So, we find a party switch didn't work out so well for a Republican who was too liberal. So how is staying in her party working for a somewhat conservative Democrat? Not so well.
Kirsten Gillibrand's misfortune was to be appointed to the Senate as an upstate ticket balancer to liberal Harlem Democrat Governor David Paterson.Paterson's standing has crashed and dragged Gillibrand with it.
Gillibrand was a pro-Second Amendment; anti-bailout; border security Blue Dog. At least she was when representing a Republican leaning upstate district. Since joining the Upper Chamber she's been reeducated to modify her views to appease liberal downstate Democrats.
And she shouldn't have bothered. Congresswoman Carolyn Maloney, a liberal from Manhattan's "silk Stocking" district, has all but announced her primary bid and tied with her in the polls. And don't think anyone who has the Citicorp HQ in her district won't be able to raise cash at will.
Gillibrand's strength and weakness is she is viewed as "the upstate senator". Upstate NY thinks--correctly--it is the forgotten child in NY State politics. But it cast about 45% of the vote in an off-year general election. An upstate Democrat is well positioned to win a two way statewide race given the inevitable Democratic pluralities out of the City.
But an upstate candidate is poorly positioned to win a contested nomination. Over 50% of Democratic primary votes are cast in the City, and another 20% in the suburbs. There are very few parts of the City (the 9th CD; the 13th CD; some legislative districts in Queens) where a Democrat of Gillibrand's background is going to be well received. As long as Maloney can frame this race as the NYC liberal against the less reliable girl from Albany, she is going to win this primary...since Gillibrand will need a virtually unanimous vote upstate to offset NYC. And , barring sudden interest by a serious Republican--Maloney wins the general election.

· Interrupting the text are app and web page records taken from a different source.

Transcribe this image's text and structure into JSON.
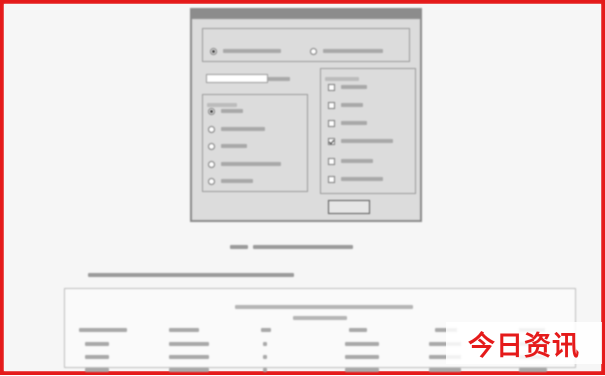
{
  "page": {
    "frame_color": "#e51a1a"
  },
  "dialog": {
    "title": "",
    "top_group": {
      "label": "",
      "options": [
        {
          "label": "",
          "selected": true
        },
        {
          "label": "",
          "selected": false
        }
      ]
    },
    "input": {
      "label": "",
      "value": ""
    },
    "left_group": {
      "label": "",
      "options": [
        {
          "label": "",
          "selected": true
        },
        {
          "label": "",
          "selected": false
        },
        {
          "label": "",
          "selected": false
        },
        {
          "label": "",
          "selected": false
        },
        {
          "label": "",
          "selected": false
        }
      ]
    },
    "right_group": {
      "label": "",
      "checkboxes": [
        {
          "label": "",
          "checked": false
        },
        {
          "label": "",
          "checked": false
        },
        {
          "label": "",
          "checked": false
        },
        {
          "label": "",
          "checked": true
        },
        {
          "label": "",
          "checked": false
        },
        {
          "label": "",
          "checked": false
        }
      ]
    },
    "ok_button": ""
  },
  "figure_caption": "",
  "paragraph": "",
  "table": {
    "title": "",
    "subtitle": "",
    "header": [
      "",
      "",
      "",
      "",
      "",
      ""
    ],
    "rows": [
      [
        "",
        "",
        "",
        "",
        "",
        ""
      ],
      [
        "",
        "",
        "",
        "",
        "",
        ""
      ],
      [
        "",
        "",
        "",
        "",
        "",
        ""
      ]
    ]
  },
  "watermark": {
    "text": "今日资讯",
    "color": "#e51a1a"
  }
}
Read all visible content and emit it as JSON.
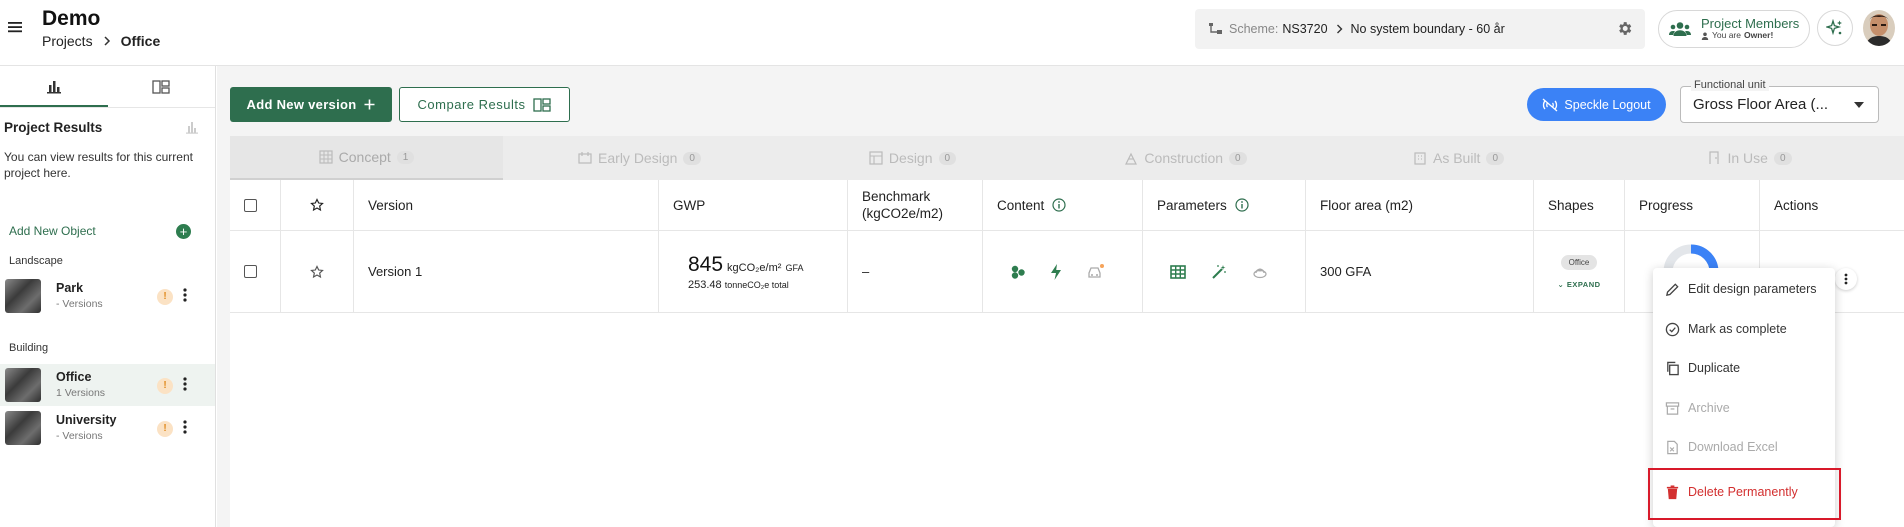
{
  "header": {
    "title": "Demo",
    "breadcrumb": [
      "Projects",
      "Office"
    ],
    "scheme_label": "Scheme:",
    "scheme_value": "NS3720",
    "scheme_boundary": "No system boundary - 60 år",
    "members_title": "Project Members",
    "members_sub_prefix": "You are",
    "members_role": "Owner!"
  },
  "sidebar": {
    "heading": "Project Results",
    "description": "You can view results for this current project here.",
    "add_object": "Add New Object",
    "groups": [
      {
        "label": "Landscape",
        "items": [
          {
            "name": "Park",
            "sub": "- Versions"
          }
        ]
      },
      {
        "label": "Building",
        "items": [
          {
            "name": "Office",
            "sub": "1 Versions",
            "active": true
          },
          {
            "name": "University",
            "sub": "- Versions"
          }
        ]
      }
    ]
  },
  "toolbar": {
    "add_version": "Add New version",
    "compare": "Compare Results",
    "speckle": "Speckle Logout",
    "functional_unit_label": "Functional unit",
    "functional_unit_value": "Gross Floor Area (..."
  },
  "phase_tabs": [
    {
      "label": "Concept",
      "count": "1",
      "active": true
    },
    {
      "label": "Early Design",
      "count": "0"
    },
    {
      "label": "Design",
      "count": "0"
    },
    {
      "label": "Construction",
      "count": "0"
    },
    {
      "label": "As Built",
      "count": "0"
    },
    {
      "label": "In Use",
      "count": "0"
    }
  ],
  "table": {
    "headers": {
      "version": "Version",
      "gwp": "GWP",
      "benchmark_1": "Benchmark",
      "benchmark_2": "(kgCO2e/m2)",
      "content": "Content",
      "parameters": "Parameters",
      "floor_area": "Floor area (m2)",
      "shapes": "Shapes",
      "progress": "Progress",
      "actions": "Actions"
    },
    "row": {
      "version": "Version 1",
      "gwp_value": "845",
      "gwp_unit": "kgCO₂e/m²",
      "gwp_unit_suffix": "GFA",
      "gwp_total": "253.48",
      "gwp_total_unit": "tonneCO₂e total",
      "benchmark": "–",
      "floor_area": "300 GFA",
      "shape": "Office",
      "expand": "EXPAND"
    }
  },
  "context_menu": [
    {
      "label": "Edit design parameters",
      "icon": "pencil-icon"
    },
    {
      "label": "Mark as complete",
      "icon": "check-circle-icon"
    },
    {
      "label": "Duplicate",
      "icon": "copy-icon"
    },
    {
      "label": "Archive",
      "icon": "archive-icon",
      "disabled": true
    },
    {
      "label": "Download Excel",
      "icon": "file-icon",
      "disabled": true
    },
    {
      "label": "Delete Permanently",
      "icon": "trash-icon",
      "danger": true
    }
  ],
  "colors": {
    "brand": "#2e6e4e",
    "speckle": "#3b82f6",
    "danger": "#d32f2f",
    "highlight": "#d8192a"
  }
}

Let's assume the Republicans run someone akin to a John Spencer or a Howard Mills. And let's assume Gillibrand did a Lieberman. I doubt the Republican could garner 20% of the statewide vote under this scenario; since I think Gillibrand pulls from their regional upstate base.
Now let's assume Upstate Democrats stuck with Gillibrand. Under these circumstances she'd just need to cobble together enough soft Republicans and independents in the suburbs and outer boroughs to win. (Hmm, Bloomberg and Giuliani endorsements?) . I think there's an easier path for her to get 42% in a general election than 50% in a Democratic primary. Especially since there already is a centrist 3rd Party (the Independence Party) which is guaranteed a ballot spot for the '10 NYS general election.
I think that centrists of both parties are going to have to come to grips with the reality that if they want to stay in office, they will have to do it themselves. It's better to stay in office with the "cup of Joe" then to be tossed out trying to be the partisan your record proves you are not.
Perhaps MA State Treasurer Tim Cahill, planning a independent candidacy against embattled Obama clone Gov. Deval Patrick, is the start of a trend?
We've been told that Republicans don't make moderates feel very welcome. How welcome are the Democrats under Obama, Reid and Pelosi?...especially if you are a moderate from a blue state?